_Work order_
Scan the entries below for the string "label" and copy every line where it turns up.

_Element data from apps and pages_
———
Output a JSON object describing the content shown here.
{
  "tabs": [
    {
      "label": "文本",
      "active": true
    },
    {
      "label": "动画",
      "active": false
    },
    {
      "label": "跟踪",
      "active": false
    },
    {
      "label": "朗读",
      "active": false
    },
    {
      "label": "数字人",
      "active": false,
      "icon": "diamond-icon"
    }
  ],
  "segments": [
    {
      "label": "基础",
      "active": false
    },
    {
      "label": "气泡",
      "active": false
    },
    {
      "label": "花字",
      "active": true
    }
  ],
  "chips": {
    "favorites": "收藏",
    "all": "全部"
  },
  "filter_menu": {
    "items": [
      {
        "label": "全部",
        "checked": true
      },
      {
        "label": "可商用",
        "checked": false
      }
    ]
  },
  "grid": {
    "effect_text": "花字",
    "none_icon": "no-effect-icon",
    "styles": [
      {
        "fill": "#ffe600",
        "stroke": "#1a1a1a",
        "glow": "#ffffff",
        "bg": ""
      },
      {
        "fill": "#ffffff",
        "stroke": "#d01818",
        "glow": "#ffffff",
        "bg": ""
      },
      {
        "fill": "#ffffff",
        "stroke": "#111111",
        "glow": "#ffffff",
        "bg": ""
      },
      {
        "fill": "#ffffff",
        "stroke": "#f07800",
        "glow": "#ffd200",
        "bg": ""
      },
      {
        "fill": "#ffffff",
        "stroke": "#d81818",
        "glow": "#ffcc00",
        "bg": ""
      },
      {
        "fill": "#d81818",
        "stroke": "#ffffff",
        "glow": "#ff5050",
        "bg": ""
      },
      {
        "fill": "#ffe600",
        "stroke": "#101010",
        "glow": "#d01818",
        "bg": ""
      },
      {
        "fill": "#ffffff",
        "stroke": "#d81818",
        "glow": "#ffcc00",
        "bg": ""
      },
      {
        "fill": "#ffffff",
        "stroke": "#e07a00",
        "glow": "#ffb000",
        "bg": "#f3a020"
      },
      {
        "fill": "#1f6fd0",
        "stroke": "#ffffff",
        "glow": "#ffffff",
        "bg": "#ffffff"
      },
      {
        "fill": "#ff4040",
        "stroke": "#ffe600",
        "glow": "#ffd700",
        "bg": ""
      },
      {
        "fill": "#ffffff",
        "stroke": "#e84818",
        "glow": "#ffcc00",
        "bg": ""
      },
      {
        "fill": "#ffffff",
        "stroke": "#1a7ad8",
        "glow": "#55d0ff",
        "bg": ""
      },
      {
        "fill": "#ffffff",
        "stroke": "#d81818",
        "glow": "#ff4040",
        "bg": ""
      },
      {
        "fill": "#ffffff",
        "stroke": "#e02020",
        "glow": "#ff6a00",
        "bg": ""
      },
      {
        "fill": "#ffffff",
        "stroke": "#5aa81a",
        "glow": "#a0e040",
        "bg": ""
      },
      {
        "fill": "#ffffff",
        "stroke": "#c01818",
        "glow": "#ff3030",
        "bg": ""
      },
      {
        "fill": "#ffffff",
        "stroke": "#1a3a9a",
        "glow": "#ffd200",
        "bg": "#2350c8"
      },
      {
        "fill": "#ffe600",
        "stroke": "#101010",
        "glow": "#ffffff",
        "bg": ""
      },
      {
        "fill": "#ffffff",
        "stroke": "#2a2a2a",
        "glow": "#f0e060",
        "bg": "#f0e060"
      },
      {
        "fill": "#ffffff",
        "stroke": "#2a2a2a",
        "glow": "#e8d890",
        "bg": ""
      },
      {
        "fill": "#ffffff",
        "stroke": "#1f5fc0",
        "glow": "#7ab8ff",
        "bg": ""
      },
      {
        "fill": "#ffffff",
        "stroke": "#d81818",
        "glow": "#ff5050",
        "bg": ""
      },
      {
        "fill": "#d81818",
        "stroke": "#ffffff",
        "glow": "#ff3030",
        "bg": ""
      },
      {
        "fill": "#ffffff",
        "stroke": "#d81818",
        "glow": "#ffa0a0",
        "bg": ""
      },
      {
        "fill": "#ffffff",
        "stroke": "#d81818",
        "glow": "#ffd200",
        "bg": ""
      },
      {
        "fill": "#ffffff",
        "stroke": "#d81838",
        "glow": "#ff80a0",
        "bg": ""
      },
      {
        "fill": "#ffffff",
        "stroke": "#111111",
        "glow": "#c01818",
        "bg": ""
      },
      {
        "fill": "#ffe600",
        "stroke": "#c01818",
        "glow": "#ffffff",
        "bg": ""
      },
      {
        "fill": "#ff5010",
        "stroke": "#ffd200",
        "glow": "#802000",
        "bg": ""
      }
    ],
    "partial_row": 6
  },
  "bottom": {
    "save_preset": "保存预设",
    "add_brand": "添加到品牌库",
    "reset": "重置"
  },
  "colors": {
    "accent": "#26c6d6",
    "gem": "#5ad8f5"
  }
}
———
_Written reply_
      "label": "文本",
      "label": "动画",
      "label": "跟踪",
      "label": "朗读",
      "label": "数字人",
      "label": "基础",
      "label": "气泡",
      "label": "花字",
        "label": "全部",
        "label": "可商用",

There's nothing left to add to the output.